Collection entries:

---*---

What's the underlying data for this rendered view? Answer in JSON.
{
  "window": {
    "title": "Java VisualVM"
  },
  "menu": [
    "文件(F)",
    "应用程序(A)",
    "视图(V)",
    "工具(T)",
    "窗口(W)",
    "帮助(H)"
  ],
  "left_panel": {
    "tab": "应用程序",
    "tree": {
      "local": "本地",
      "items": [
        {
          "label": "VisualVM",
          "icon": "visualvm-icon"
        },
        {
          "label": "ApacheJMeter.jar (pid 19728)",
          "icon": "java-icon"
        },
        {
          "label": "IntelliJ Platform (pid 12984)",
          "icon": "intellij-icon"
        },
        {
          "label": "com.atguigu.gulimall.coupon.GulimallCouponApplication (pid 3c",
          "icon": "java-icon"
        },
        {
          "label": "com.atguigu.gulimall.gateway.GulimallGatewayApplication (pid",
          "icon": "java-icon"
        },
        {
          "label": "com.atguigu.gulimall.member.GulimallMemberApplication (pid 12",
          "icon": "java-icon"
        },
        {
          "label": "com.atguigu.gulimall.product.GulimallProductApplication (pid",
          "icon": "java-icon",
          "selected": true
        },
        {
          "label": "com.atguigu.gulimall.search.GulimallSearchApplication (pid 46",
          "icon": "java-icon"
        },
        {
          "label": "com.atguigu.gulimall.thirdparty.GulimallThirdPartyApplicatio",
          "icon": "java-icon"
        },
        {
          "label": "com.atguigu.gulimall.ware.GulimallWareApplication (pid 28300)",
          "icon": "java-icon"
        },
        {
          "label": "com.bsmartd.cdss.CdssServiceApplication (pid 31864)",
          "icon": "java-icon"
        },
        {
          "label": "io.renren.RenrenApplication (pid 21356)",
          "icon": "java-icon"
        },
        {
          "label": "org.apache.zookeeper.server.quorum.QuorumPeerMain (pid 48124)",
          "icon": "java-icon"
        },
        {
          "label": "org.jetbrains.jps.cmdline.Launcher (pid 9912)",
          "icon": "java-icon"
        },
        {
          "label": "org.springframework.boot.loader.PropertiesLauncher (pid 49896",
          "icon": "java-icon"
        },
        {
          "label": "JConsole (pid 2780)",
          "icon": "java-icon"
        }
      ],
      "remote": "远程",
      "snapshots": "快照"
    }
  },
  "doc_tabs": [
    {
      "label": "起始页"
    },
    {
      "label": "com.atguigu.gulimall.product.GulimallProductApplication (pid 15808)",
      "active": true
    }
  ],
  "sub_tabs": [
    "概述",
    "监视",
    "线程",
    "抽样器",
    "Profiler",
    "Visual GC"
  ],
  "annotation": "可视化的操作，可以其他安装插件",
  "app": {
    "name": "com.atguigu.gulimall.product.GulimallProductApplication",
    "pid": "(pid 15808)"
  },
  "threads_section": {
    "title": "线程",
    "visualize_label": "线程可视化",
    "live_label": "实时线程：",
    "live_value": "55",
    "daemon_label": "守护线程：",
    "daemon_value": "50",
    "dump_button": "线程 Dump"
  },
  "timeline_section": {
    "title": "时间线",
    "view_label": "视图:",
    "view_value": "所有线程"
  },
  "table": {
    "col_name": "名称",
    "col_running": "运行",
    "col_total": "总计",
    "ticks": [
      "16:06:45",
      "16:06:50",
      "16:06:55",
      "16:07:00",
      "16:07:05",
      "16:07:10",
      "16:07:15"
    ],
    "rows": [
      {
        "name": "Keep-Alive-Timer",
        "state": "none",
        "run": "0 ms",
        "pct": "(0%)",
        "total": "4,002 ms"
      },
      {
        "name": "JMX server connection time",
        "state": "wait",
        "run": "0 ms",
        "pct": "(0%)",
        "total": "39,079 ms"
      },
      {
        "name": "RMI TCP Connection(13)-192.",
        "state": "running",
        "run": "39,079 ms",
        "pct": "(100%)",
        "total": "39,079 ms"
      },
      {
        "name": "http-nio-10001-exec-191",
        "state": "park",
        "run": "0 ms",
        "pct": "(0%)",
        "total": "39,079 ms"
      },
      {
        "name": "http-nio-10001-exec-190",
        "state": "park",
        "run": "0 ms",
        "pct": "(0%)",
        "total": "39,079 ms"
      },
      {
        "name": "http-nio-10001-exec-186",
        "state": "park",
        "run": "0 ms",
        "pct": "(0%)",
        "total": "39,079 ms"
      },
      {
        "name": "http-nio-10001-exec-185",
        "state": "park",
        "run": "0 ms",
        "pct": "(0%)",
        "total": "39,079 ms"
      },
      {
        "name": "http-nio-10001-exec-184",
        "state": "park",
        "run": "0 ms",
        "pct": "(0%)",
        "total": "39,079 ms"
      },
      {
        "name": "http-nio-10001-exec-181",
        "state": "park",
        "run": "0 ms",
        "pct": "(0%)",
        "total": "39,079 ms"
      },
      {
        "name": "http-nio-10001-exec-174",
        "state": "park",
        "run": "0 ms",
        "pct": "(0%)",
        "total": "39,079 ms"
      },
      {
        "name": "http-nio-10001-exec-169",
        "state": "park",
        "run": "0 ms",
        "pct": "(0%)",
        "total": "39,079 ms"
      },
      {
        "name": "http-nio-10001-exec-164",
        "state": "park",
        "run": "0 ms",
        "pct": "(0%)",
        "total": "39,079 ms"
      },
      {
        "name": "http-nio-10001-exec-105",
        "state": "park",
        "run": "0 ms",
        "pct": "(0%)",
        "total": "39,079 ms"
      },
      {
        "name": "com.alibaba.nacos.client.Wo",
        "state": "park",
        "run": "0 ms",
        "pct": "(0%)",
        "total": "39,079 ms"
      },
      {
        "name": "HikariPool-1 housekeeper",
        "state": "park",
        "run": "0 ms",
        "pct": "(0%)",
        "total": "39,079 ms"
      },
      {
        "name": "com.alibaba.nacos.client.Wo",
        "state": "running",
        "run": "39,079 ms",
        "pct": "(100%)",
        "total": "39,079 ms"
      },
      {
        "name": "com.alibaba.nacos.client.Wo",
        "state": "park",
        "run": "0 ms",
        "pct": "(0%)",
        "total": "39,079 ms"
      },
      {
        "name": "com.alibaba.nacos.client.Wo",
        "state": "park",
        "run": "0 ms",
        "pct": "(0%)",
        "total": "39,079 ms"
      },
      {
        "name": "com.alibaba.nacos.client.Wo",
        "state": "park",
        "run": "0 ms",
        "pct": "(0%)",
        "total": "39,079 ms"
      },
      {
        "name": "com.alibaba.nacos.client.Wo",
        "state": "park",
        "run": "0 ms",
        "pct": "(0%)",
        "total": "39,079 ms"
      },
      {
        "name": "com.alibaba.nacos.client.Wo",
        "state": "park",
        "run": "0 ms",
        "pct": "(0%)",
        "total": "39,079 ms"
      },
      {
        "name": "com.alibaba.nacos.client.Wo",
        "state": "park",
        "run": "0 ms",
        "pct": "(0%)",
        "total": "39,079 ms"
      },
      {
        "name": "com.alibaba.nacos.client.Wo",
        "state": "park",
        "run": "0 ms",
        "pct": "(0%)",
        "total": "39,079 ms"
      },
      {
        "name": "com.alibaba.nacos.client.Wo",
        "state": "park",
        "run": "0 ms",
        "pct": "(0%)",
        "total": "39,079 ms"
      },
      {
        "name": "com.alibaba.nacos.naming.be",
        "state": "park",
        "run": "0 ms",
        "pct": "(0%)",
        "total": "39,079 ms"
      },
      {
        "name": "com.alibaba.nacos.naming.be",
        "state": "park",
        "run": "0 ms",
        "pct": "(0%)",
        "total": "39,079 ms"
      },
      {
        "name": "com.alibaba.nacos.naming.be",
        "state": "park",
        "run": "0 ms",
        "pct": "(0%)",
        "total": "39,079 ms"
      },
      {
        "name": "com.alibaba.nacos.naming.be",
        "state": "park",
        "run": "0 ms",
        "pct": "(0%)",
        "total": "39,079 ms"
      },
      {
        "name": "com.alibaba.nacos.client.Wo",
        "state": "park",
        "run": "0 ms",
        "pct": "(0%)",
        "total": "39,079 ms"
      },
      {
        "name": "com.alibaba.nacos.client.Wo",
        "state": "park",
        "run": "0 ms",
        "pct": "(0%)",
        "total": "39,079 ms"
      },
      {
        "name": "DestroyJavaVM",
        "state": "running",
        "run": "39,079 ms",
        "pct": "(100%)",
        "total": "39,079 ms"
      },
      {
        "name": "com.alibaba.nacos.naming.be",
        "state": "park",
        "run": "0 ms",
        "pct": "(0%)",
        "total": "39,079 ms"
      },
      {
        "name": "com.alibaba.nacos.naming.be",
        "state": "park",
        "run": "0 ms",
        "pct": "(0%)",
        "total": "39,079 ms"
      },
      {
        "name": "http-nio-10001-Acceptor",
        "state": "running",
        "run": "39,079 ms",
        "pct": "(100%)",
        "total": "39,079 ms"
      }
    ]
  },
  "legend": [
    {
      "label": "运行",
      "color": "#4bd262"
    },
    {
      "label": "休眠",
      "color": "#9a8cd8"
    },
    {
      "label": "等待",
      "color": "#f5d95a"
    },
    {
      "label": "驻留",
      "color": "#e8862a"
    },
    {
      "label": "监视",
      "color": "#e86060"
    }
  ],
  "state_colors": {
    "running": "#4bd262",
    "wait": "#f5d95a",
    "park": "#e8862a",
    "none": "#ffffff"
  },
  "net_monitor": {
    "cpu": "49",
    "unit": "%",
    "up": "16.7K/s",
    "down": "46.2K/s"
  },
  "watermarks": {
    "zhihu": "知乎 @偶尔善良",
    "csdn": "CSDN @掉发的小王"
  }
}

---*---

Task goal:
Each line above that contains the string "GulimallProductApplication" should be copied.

Result below:
          "label": "com.atguigu.gulimall.product.GulimallProductApplication (pid",
      "label": "com.atguigu.gulimall.product.GulimallProductApplication (pid 15808)",
    "name": "com.atguigu.gulimall.product.GulimallProductApplication",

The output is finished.